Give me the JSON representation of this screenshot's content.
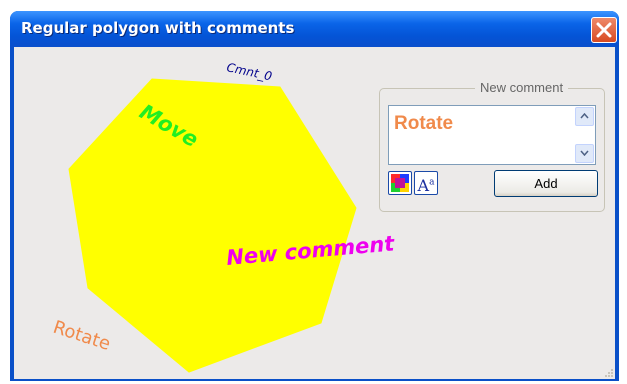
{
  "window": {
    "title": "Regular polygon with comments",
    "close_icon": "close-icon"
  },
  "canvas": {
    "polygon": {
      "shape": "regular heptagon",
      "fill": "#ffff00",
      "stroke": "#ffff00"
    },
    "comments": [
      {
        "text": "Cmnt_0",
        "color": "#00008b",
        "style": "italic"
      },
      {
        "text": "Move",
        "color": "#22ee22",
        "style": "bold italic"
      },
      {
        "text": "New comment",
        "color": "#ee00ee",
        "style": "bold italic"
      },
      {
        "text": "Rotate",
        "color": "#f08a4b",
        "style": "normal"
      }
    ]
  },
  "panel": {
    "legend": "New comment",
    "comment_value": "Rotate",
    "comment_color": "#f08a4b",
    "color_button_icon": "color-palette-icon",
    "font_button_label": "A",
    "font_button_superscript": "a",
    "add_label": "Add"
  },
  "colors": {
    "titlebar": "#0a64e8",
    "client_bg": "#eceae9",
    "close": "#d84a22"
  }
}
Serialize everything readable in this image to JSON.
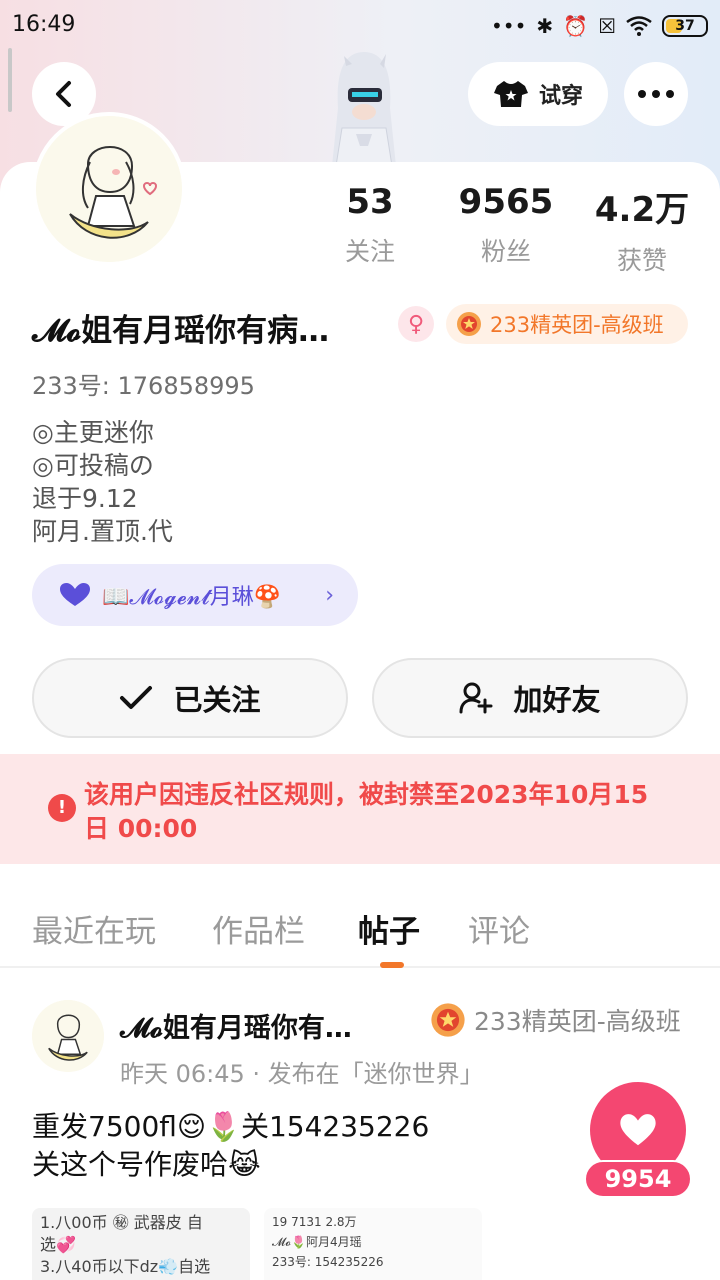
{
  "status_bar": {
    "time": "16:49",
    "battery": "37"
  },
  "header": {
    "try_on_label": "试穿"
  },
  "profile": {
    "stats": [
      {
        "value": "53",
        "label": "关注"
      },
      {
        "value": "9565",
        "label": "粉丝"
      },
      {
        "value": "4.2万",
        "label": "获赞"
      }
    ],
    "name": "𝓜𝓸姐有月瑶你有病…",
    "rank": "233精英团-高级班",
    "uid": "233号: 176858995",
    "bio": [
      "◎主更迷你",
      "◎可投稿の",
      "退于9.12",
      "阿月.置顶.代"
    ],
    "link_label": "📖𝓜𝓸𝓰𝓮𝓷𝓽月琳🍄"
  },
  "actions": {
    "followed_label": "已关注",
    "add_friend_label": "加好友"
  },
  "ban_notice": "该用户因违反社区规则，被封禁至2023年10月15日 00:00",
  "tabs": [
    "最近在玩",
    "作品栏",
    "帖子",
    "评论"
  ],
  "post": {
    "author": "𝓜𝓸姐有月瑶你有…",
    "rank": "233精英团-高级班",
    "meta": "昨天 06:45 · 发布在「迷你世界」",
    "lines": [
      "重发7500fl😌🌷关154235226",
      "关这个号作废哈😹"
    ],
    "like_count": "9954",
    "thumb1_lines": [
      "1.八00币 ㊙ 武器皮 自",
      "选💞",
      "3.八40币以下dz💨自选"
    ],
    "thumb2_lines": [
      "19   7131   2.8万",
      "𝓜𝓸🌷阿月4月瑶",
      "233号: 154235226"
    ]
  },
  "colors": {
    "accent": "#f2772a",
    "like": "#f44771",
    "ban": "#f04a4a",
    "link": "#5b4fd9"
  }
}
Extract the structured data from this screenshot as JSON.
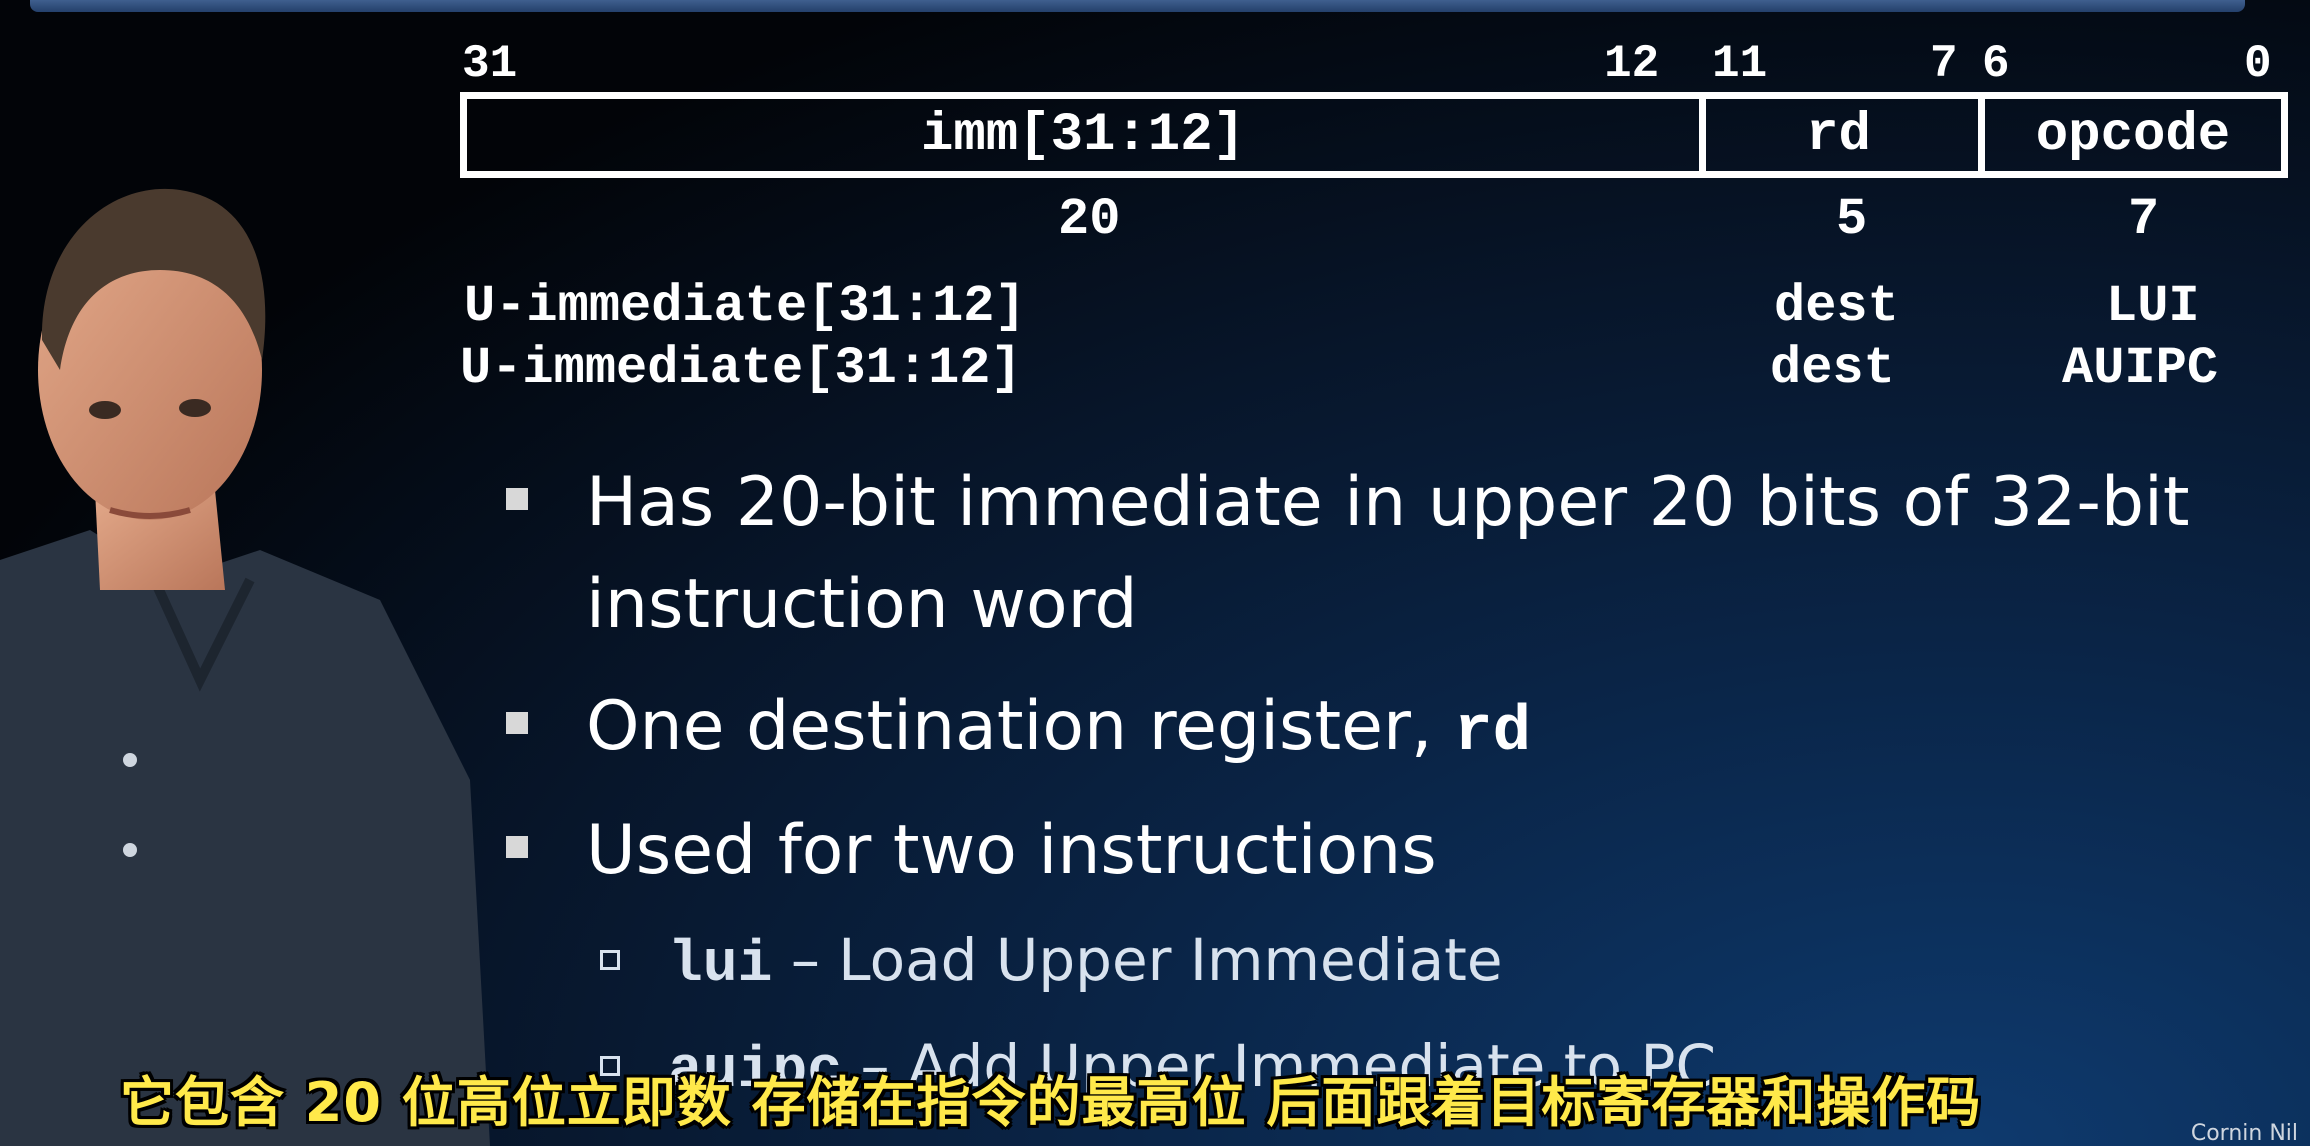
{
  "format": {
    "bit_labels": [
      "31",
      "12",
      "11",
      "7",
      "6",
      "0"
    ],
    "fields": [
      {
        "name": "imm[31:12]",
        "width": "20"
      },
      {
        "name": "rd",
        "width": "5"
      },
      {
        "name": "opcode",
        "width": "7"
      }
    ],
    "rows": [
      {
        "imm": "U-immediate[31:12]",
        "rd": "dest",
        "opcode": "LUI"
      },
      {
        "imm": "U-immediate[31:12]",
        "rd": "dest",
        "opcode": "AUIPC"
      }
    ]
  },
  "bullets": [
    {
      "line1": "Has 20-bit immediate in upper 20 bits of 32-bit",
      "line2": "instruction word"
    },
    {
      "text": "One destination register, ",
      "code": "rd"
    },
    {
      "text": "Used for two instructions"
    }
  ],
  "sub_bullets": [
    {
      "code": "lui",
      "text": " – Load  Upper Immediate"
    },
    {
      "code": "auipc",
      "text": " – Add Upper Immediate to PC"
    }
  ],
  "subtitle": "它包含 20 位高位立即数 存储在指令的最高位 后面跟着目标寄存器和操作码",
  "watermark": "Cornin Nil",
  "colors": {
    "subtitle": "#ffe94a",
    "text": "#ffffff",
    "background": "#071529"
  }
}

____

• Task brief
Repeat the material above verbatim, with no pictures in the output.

• Expected answer
Give me the JSON representation of this screenshot's content.
{
  "window": {
    "title": "Regular polygon with comments",
    "close_icon": "close-icon"
  },
  "canvas": {
    "polygon": {
      "shape": "regular heptagon",
      "fill": "#ffff00",
      "stroke": "#ffff00"
    },
    "comments": [
      {
        "text": "Cmnt_0",
        "color": "#00008b",
        "style": "italic"
      },
      {
        "text": "Move",
        "color": "#22ee22",
        "style": "bold italic"
      },
      {
        "text": "New comment",
        "color": "#ee00ee",
        "style": "bold italic"
      },
      {
        "text": "Rotate",
        "color": "#f08a4b",
        "style": "normal"
      }
    ]
  },
  "panel": {
    "legend": "New comment",
    "comment_value": "Rotate",
    "comment_color": "#f08a4b",
    "color_button_icon": "color-palette-icon",
    "font_button_label": "A",
    "font_button_superscript": "a",
    "add_label": "Add"
  },
  "colors": {
    "titlebar": "#0a64e8",
    "client_bg": "#eceae9",
    "close": "#d84a22"
  }
}
Serialize everything readable in this image to JSON.
{
  "status_bar": {
    "time": "16:49",
    "battery": "37"
  },
  "header": {
    "try_on_label": "试穿"
  },
  "profile": {
    "stats": [
      {
        "value": "53",
        "label": "关注"
      },
      {
        "value": "9565",
        "label": "粉丝"
      },
      {
        "value": "4.2万",
        "label": "获赞"
      }
    ],
    "name": "𝓜𝓸姐有月瑶你有病…",
    "rank": "233精英团-高级班",
    "uid": "233号: 176858995",
    "bio": [
      "◎主更迷你",
      "◎可投稿の",
      "退于9.12",
      "阿月.置顶.代"
    ],
    "link_label": "📖𝓜𝓸𝓰𝓮𝓷𝓽月琳🍄"
  },
  "actions": {
    "followed_label": "已关注",
    "add_friend_label": "加好友"
  },
  "ban_notice": "该用户因违反社区规则，被封禁至2023年10月15日 00:00",
  "tabs": [
    "最近在玩",
    "作品栏",
    "帖子",
    "评论"
  ],
  "post": {
    "author": "𝓜𝓸姐有月瑶你有…",
    "rank": "233精英团-高级班",
    "meta": "昨天 06:45 · 发布在「迷你世界」",
    "lines": [
      "重发7500fl😌🌷关154235226",
      "关这个号作废哈😹"
    ],
    "like_count": "9954",
    "thumb1_lines": [
      "1.八00币 ㊙ 武器皮 自",
      "选💞",
      "3.八40币以下dz💨自选"
    ],
    "thumb2_lines": [
      "19   7131   2.8万",
      "𝓜𝓸🌷阿月4月瑶",
      "233号: 154235226"
    ]
  },
  "colors": {
    "accent": "#f2772a",
    "like": "#f44771",
    "ban": "#f04a4a",
    "link": "#5b4fd9"
  }
}
Extract the structured data from this screenshot as JSON.
{
  "format": {
    "bit_labels": [
      "31",
      "12",
      "11",
      "7",
      "6",
      "0"
    ],
    "fields": [
      {
        "name": "imm[31:12]",
        "width": "20"
      },
      {
        "name": "rd",
        "width": "5"
      },
      {
        "name": "opcode",
        "width": "7"
      }
    ],
    "rows": [
      {
        "imm": "U-immediate[31:12]",
        "rd": "dest",
        "opcode": "LUI"
      },
      {
        "imm": "U-immediate[31:12]",
        "rd": "dest",
        "opcode": "AUIPC"
      }
    ]
  },
  "bullets": [
    {
      "line1": "Has 20-bit immediate in upper 20 bits of 32-bit",
      "line2": "instruction word"
    },
    {
      "text": "One destination register, ",
      "code": "rd"
    },
    {
      "text": "Used for two instructions"
    }
  ],
  "sub_bullets": [
    {
      "code": "lui",
      "text": " – Load  Upper Immediate"
    },
    {
      "code": "auipc",
      "text": " – Add Upper Immediate to PC"
    }
  ],
  "subtitle": "它包含 20 位高位立即数 存储在指令的最高位 后面跟着目标寄存器和操作码",
  "watermark": "Cornin Nil",
  "colors": {
    "subtitle": "#ffe94a",
    "text": "#ffffff",
    "background": "#071529"
  }
}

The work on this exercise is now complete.